■ Work to complete ■
Repeat the entries exactly, and do not carry the pictures over.

■ Task material ■
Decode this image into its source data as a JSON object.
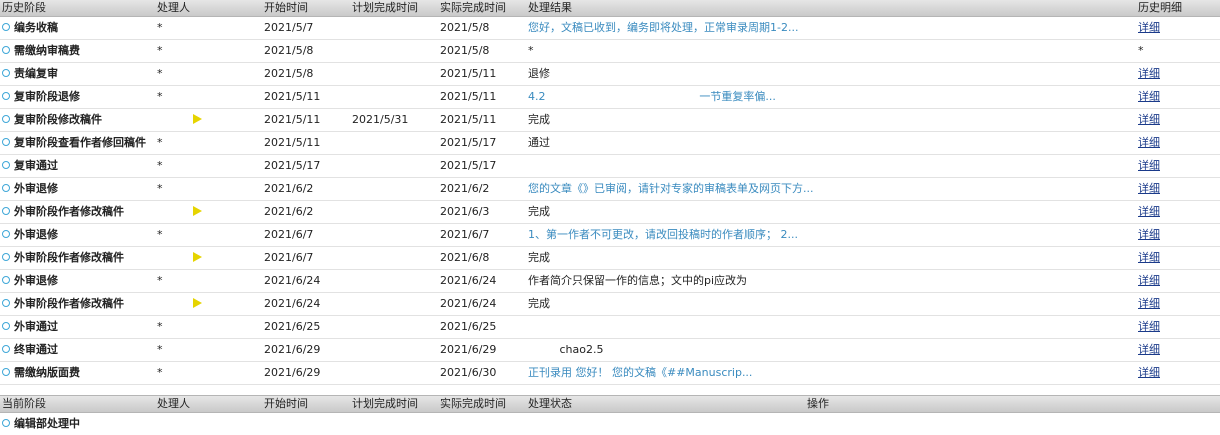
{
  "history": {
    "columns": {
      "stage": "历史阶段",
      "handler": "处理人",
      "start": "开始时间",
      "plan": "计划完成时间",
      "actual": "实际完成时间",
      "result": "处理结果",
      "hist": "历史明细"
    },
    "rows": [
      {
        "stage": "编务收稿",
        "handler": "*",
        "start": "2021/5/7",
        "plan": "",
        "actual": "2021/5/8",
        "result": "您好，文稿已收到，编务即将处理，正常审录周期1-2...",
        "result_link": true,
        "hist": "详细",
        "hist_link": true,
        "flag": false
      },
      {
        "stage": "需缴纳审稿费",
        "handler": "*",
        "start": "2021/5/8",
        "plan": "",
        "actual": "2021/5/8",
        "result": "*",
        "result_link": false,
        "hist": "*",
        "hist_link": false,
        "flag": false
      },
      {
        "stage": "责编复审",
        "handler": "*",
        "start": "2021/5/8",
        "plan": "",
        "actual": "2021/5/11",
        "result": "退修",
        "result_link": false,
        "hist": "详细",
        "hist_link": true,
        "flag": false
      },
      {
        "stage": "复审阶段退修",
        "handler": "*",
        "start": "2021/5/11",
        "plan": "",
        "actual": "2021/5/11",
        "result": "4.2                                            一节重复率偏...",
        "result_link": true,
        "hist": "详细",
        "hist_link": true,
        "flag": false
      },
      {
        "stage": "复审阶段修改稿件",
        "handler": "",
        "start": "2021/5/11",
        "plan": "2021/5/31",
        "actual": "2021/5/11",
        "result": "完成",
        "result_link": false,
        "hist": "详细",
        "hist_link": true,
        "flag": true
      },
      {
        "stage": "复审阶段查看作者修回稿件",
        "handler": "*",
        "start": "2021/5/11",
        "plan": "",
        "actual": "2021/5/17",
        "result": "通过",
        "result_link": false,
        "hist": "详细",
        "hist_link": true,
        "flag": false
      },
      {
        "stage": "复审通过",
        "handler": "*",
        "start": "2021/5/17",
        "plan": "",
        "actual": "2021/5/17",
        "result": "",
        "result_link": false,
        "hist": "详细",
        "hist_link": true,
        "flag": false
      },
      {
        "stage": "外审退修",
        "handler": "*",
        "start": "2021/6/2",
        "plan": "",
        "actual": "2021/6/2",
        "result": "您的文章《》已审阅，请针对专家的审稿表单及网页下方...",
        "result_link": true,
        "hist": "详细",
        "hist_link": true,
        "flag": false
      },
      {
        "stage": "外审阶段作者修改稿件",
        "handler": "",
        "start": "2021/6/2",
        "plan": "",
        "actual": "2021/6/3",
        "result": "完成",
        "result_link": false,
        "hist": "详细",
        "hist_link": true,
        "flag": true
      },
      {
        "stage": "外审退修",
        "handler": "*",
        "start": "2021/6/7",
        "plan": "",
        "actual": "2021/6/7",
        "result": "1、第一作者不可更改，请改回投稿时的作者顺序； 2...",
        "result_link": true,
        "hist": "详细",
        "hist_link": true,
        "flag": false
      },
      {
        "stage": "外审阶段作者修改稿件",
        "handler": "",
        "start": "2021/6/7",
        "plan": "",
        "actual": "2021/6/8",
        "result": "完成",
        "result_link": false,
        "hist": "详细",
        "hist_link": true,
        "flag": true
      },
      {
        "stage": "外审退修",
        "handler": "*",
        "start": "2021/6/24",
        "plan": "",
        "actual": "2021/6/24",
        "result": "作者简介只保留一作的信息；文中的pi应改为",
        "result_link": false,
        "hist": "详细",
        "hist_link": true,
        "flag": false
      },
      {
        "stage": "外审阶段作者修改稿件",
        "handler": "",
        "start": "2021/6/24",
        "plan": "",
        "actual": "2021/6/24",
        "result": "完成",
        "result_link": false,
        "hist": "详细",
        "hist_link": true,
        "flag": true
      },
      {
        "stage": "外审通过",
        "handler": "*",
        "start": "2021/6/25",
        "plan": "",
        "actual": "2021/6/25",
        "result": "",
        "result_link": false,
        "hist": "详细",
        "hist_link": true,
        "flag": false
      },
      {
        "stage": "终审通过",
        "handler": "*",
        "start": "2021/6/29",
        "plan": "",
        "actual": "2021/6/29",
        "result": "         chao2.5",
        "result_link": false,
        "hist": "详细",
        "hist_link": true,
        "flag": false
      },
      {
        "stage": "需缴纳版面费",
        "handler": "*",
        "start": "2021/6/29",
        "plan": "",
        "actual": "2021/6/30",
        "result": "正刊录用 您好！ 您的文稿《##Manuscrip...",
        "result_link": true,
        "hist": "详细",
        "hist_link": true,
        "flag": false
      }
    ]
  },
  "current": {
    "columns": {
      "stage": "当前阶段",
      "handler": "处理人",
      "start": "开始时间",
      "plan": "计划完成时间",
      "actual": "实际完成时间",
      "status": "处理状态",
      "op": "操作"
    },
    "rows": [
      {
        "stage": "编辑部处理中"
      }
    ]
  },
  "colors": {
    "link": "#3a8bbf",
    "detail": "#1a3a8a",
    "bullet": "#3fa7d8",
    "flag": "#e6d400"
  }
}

■ Expected answer ■
Decode this image into its source data as a JSON object.
{
  "history": {
    "columns": {
      "stage": "历史阶段",
      "handler": "处理人",
      "start": "开始时间",
      "plan": "计划完成时间",
      "actual": "实际完成时间",
      "result": "处理结果",
      "hist": "历史明细"
    },
    "rows": [
      {
        "stage": "编务收稿",
        "handler": "*",
        "start": "2021/5/7",
        "plan": "",
        "actual": "2021/5/8",
        "result": "您好，文稿已收到，编务即将处理，正常审录周期1-2...",
        "result_link": true,
        "hist": "详细",
        "hist_link": true,
        "flag": false
      },
      {
        "stage": "需缴纳审稿费",
        "handler": "*",
        "start": "2021/5/8",
        "plan": "",
        "actual": "2021/5/8",
        "result": "*",
        "result_link": false,
        "hist": "*",
        "hist_link": false,
        "flag": false
      },
      {
        "stage": "责编复审",
        "handler": "*",
        "start": "2021/5/8",
        "plan": "",
        "actual": "2021/5/11",
        "result": "退修",
        "result_link": false,
        "hist": "详细",
        "hist_link": true,
        "flag": false
      },
      {
        "stage": "复审阶段退修",
        "handler": "*",
        "start": "2021/5/11",
        "plan": "",
        "actual": "2021/5/11",
        "result": "4.2                                            一节重复率偏...",
        "result_link": true,
        "hist": "详细",
        "hist_link": true,
        "flag": false
      },
      {
        "stage": "复审阶段修改稿件",
        "handler": "",
        "start": "2021/5/11",
        "plan": "2021/5/31",
        "actual": "2021/5/11",
        "result": "完成",
        "result_link": false,
        "hist": "详细",
        "hist_link": true,
        "flag": true
      },
      {
        "stage": "复审阶段查看作者修回稿件",
        "handler": "*",
        "start": "2021/5/11",
        "plan": "",
        "actual": "2021/5/17",
        "result": "通过",
        "result_link": false,
        "hist": "详细",
        "hist_link": true,
        "flag": false
      },
      {
        "stage": "复审通过",
        "handler": "*",
        "start": "2021/5/17",
        "plan": "",
        "actual": "2021/5/17",
        "result": "",
        "result_link": false,
        "hist": "详细",
        "hist_link": true,
        "flag": false
      },
      {
        "stage": "外审退修",
        "handler": "*",
        "start": "2021/6/2",
        "plan": "",
        "actual": "2021/6/2",
        "result": "您的文章《》已审阅，请针对专家的审稿表单及网页下方...",
        "result_link": true,
        "hist": "详细",
        "hist_link": true,
        "flag": false
      },
      {
        "stage": "外审阶段作者修改稿件",
        "handler": "",
        "start": "2021/6/2",
        "plan": "",
        "actual": "2021/6/3",
        "result": "完成",
        "result_link": false,
        "hist": "详细",
        "hist_link": true,
        "flag": true
      },
      {
        "stage": "外审退修",
        "handler": "*",
        "start": "2021/6/7",
        "plan": "",
        "actual": "2021/6/7",
        "result": "1、第一作者不可更改，请改回投稿时的作者顺序； 2...",
        "result_link": true,
        "hist": "详细",
        "hist_link": true,
        "flag": false
      },
      {
        "stage": "外审阶段作者修改稿件",
        "handler": "",
        "start": "2021/6/7",
        "plan": "",
        "actual": "2021/6/8",
        "result": "完成",
        "result_link": false,
        "hist": "详细",
        "hist_link": true,
        "flag": true
      },
      {
        "stage": "外审退修",
        "handler": "*",
        "start": "2021/6/24",
        "plan": "",
        "actual": "2021/6/24",
        "result": "作者简介只保留一作的信息；文中的pi应改为",
        "result_link": false,
        "hist": "详细",
        "hist_link": true,
        "flag": false
      },
      {
        "stage": "外审阶段作者修改稿件",
        "handler": "",
        "start": "2021/6/24",
        "plan": "",
        "actual": "2021/6/24",
        "result": "完成",
        "result_link": false,
        "hist": "详细",
        "hist_link": true,
        "flag": true
      },
      {
        "stage": "外审通过",
        "handler": "*",
        "start": "2021/6/25",
        "plan": "",
        "actual": "2021/6/25",
        "result": "",
        "result_link": false,
        "hist": "详细",
        "hist_link": true,
        "flag": false
      },
      {
        "stage": "终审通过",
        "handler": "*",
        "start": "2021/6/29",
        "plan": "",
        "actual": "2021/6/29",
        "result": "         chao2.5",
        "result_link": false,
        "hist": "详细",
        "hist_link": true,
        "flag": false
      },
      {
        "stage": "需缴纳版面费",
        "handler": "*",
        "start": "2021/6/29",
        "plan": "",
        "actual": "2021/6/30",
        "result": "正刊录用 您好！ 您的文稿《##Manuscrip...",
        "result_link": true,
        "hist": "详细",
        "hist_link": true,
        "flag": false
      }
    ]
  },
  "current": {
    "columns": {
      "stage": "当前阶段",
      "handler": "处理人",
      "start": "开始时间",
      "plan": "计划完成时间",
      "actual": "实际完成时间",
      "status": "处理状态",
      "op": "操作"
    },
    "rows": [
      {
        "stage": "编辑部处理中"
      }
    ]
  },
  "colors": {
    "link": "#3a8bbf",
    "detail": "#1a3a8a",
    "bullet": "#3fa7d8",
    "flag": "#e6d400"
  }
}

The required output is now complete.